Task item: Check each line of the data below for the string "Brug", then state how many have it and nothing else.

*** Supplied information Section Begins ***

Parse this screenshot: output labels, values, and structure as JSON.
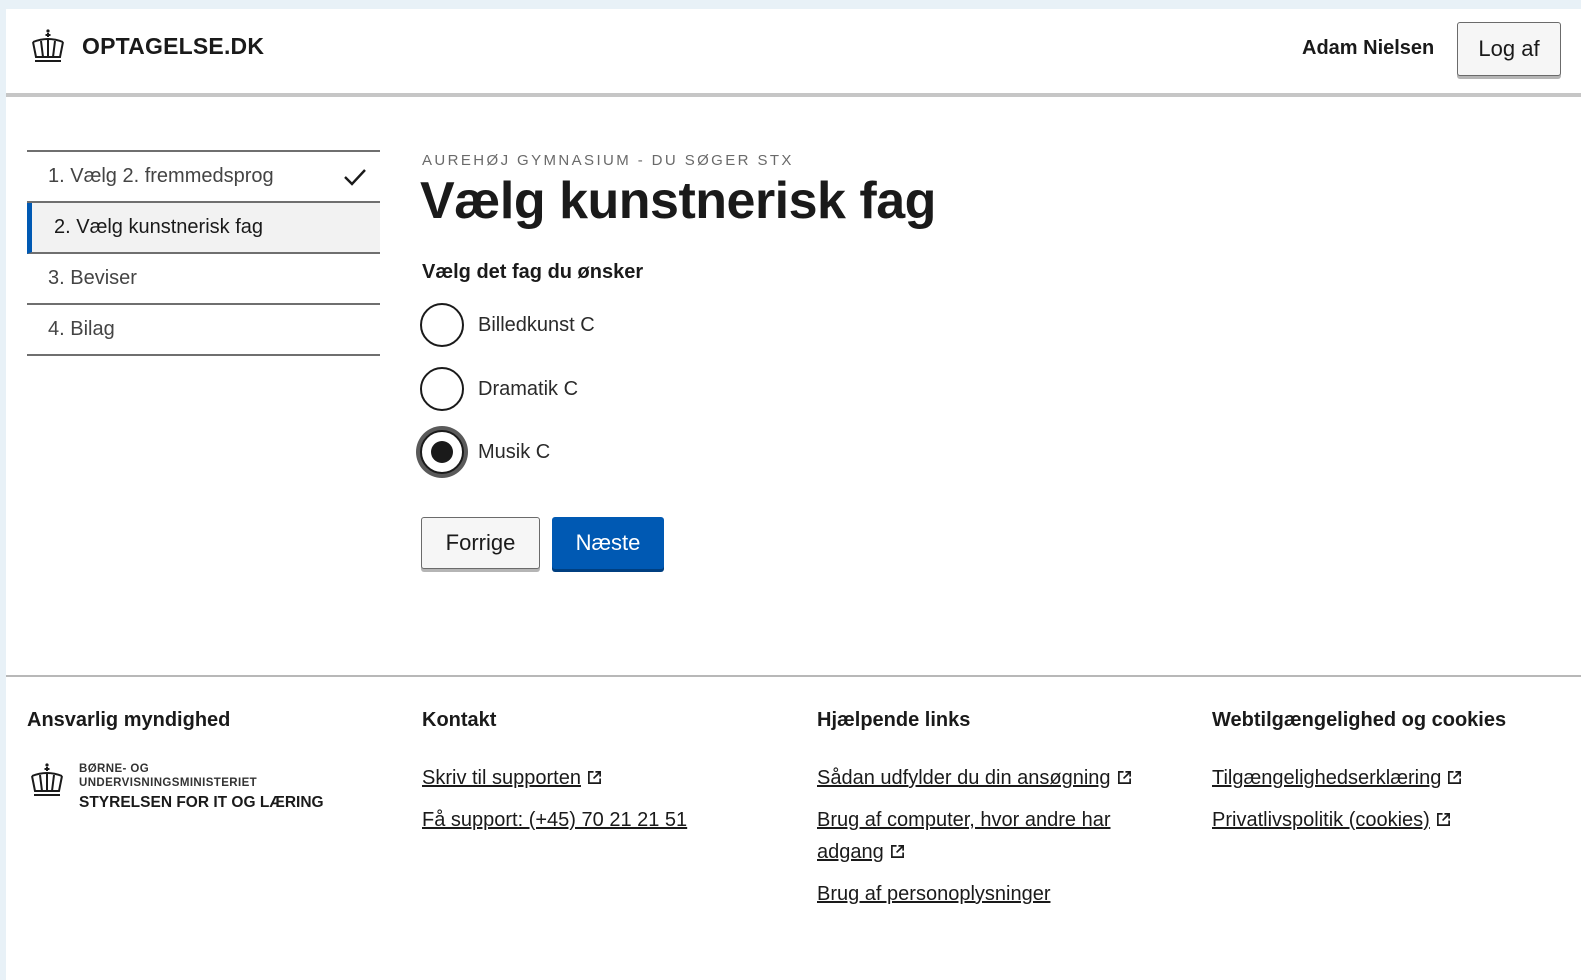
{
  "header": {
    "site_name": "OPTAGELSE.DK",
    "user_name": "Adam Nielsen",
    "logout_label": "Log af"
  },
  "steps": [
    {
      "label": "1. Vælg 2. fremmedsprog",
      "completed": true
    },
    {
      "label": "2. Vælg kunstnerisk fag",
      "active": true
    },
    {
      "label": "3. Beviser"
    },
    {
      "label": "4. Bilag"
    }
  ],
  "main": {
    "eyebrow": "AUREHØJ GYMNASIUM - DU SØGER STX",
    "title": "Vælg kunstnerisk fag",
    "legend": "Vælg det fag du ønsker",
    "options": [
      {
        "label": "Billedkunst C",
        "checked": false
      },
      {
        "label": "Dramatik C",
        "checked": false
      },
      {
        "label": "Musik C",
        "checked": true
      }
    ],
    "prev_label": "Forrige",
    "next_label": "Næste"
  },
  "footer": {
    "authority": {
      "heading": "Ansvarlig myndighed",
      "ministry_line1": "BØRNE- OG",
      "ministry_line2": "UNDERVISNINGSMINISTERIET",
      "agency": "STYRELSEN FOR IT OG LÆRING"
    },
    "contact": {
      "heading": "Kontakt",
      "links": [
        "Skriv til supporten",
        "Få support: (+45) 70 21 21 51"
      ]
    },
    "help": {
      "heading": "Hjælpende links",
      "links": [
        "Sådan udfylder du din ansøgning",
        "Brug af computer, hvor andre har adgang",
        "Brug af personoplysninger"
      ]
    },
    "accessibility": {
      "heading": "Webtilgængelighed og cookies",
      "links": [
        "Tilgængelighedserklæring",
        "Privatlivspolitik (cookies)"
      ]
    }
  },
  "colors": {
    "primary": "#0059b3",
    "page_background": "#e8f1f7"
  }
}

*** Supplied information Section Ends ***

Answer space: 2